The goal of NBPTS was to have 100,000 board-certified teachers by 2003.

That didn’t happen.

By 2007, only 60,000 teachers achieved certification.

Ten years later, the number is finally above 100,000, equating to just over three percent of total teachers in the country.

One catch, though.   Unlike a college degree which once earned never needs renewal, the NBPTS requires teachers to renew their certification every 10 years—at a cost of $1,250.

That I did not do, yet still view myself as a National Board certified teacher.  Once earned, no fee should strip that designation away.

This past summer, NBPTS was soliciting board certified teachers to work over the summer at the professional rate of, get ready, $25 an hour.   My electrician charges me $100 an hour.

The Princeton Review pays high school graduates $22 an hour to tutor, yet the NBPTS pays just three dollars more for a teacher with a college graduate, a fifth year of college earning a teaching credential, and national board certification.  It doesn’t make any sense.

Which is why I contacted NBPTS President and CEO Peggy Brookins.

Here is a portion of the letter:

As much as I would like to work with other noted educators around the country, I wanted to let you know why I am not submitting an application to do this work:  the low remuneration of $25 per hour.

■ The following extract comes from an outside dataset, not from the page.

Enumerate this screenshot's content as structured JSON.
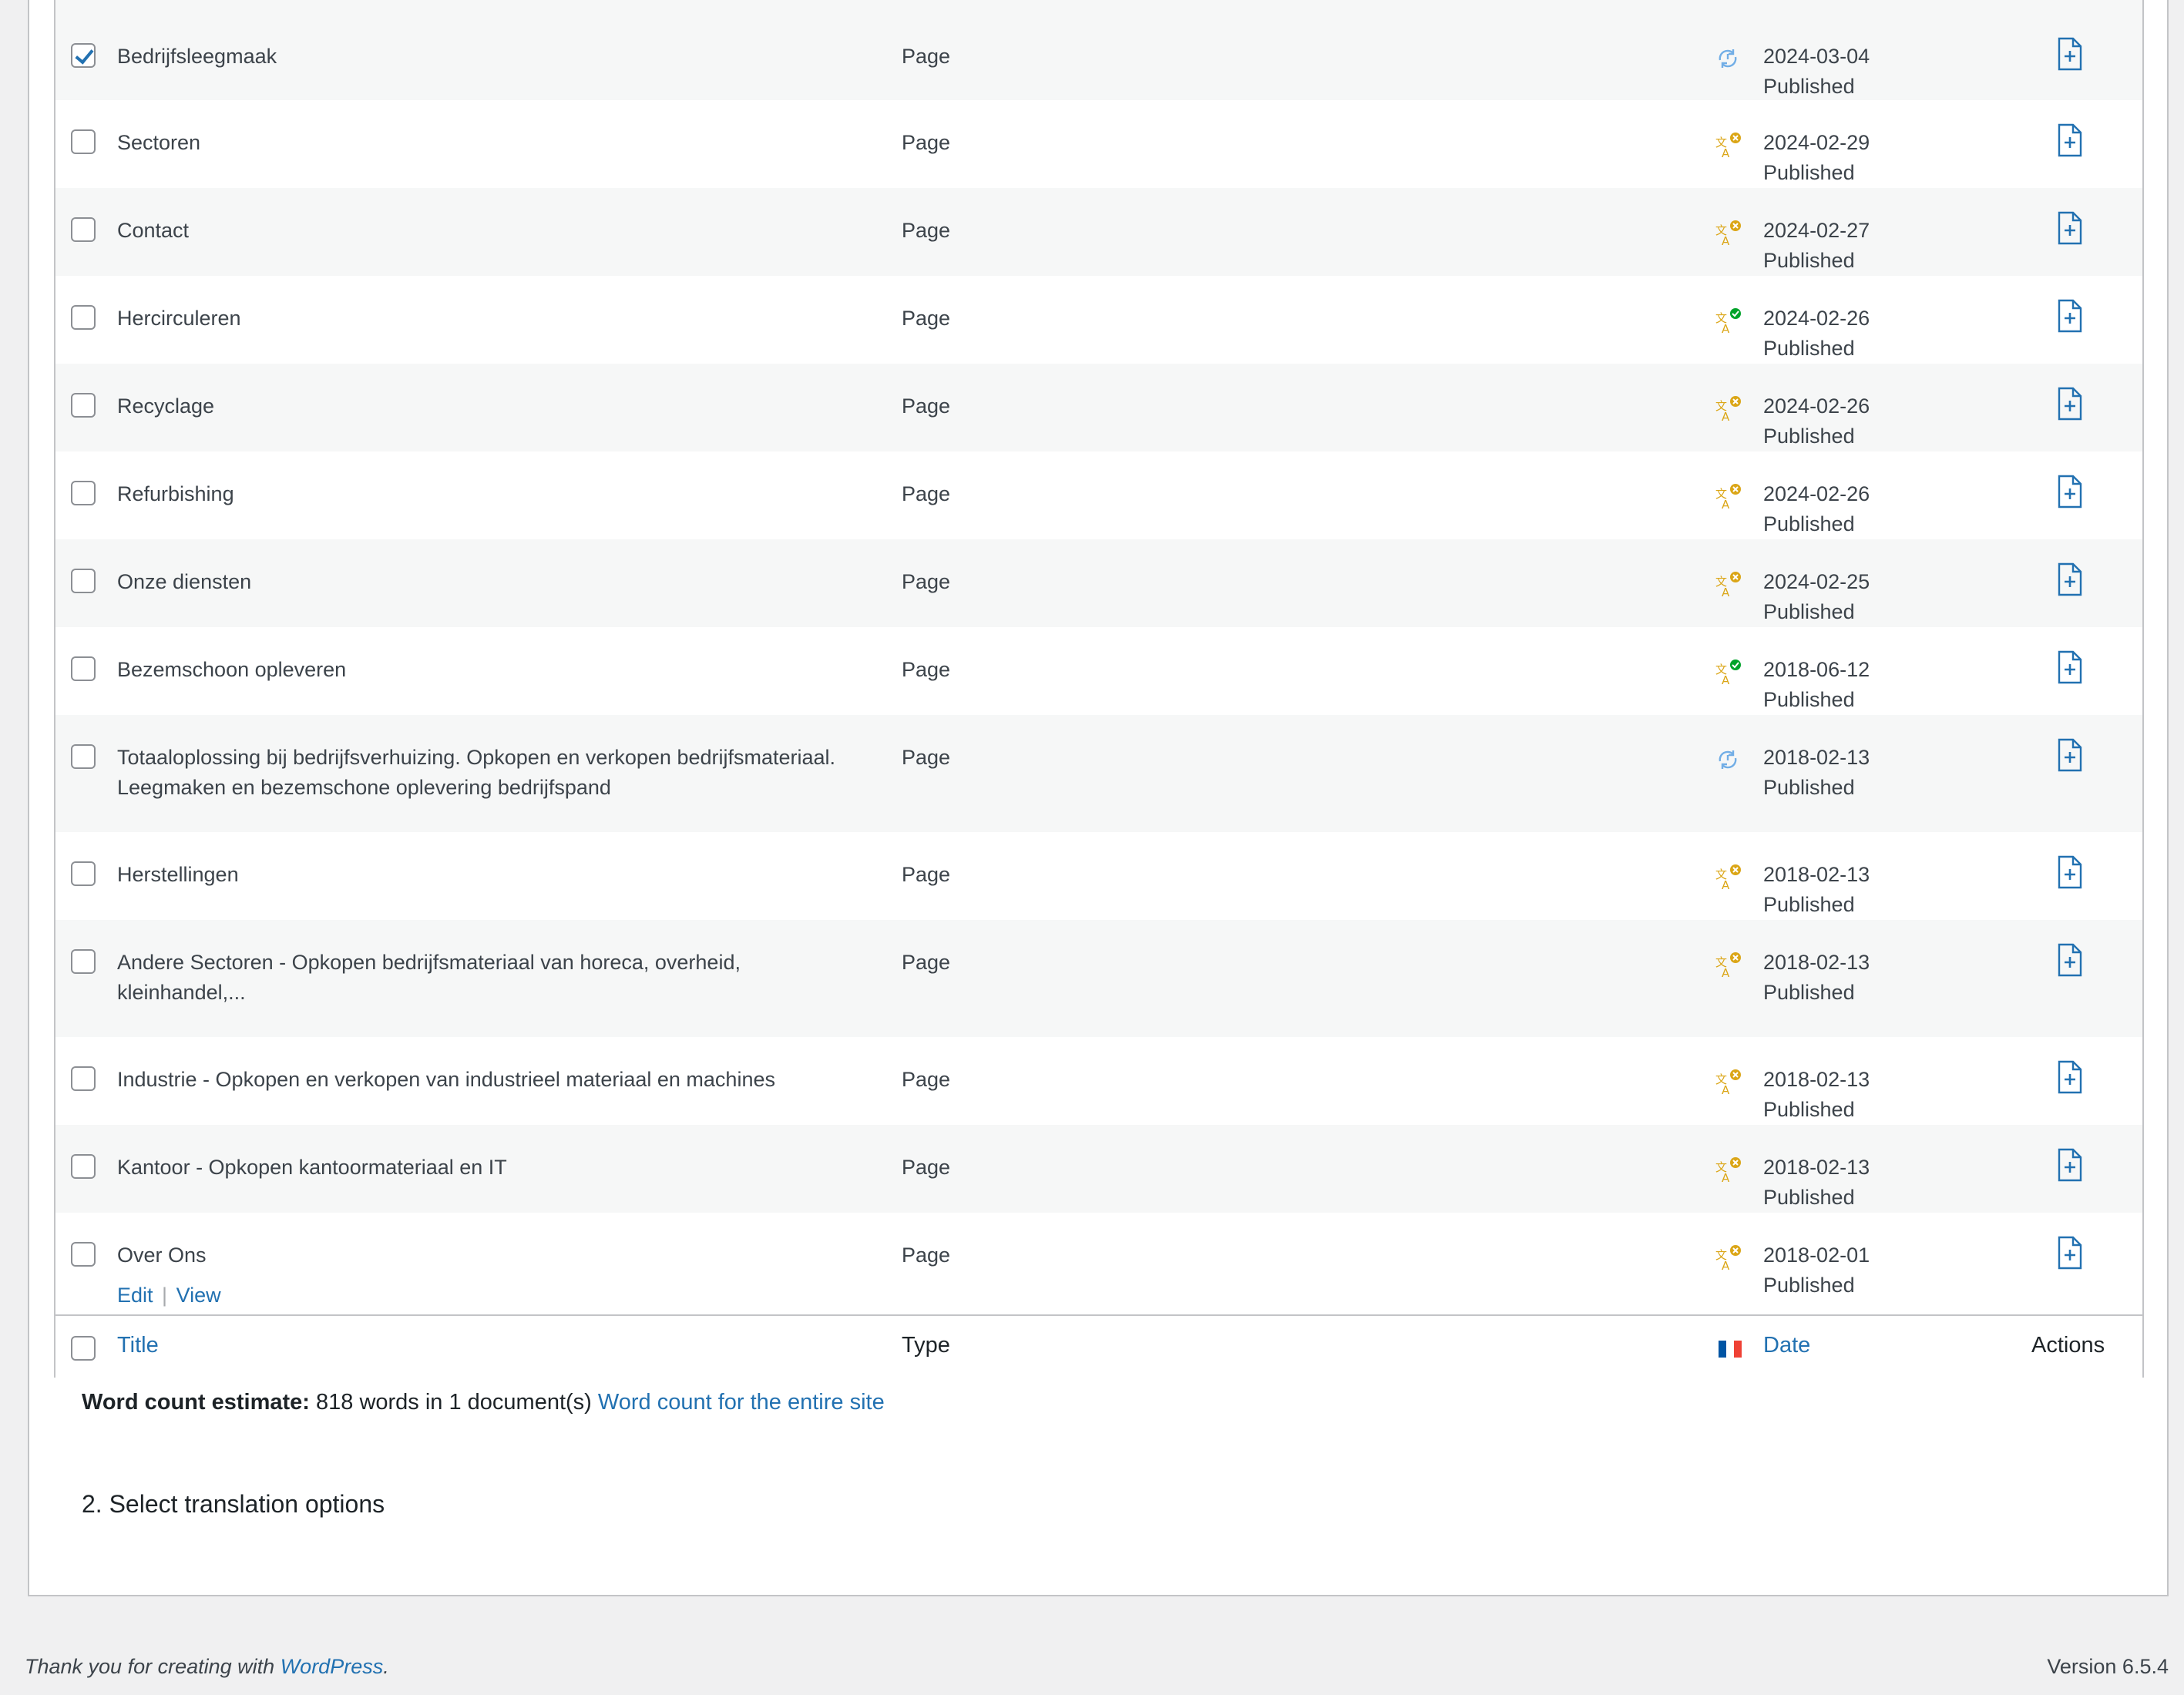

What surprises me is of all the organizations to spotlight high quality teaching talent, one would think that the NBPTS would be the one to recognize the importance by compensating NBCTs adequately, commensurate with their expertise to the field of teaching.

I never received a reply.

Imagine that.   The head of the organization that purports to lead the charge for the best and brightest in the land, yet has no time to respond to one of its own.

Beyond higher pay, NBPTS’s hope was for those in charge of running schools to view NB teachers as resources, experts in the field of education.

I would like to tell you about all the exciting opportunities my school district offered me in helping them shape education policy and set curriculum standards.   But I’m still waiting.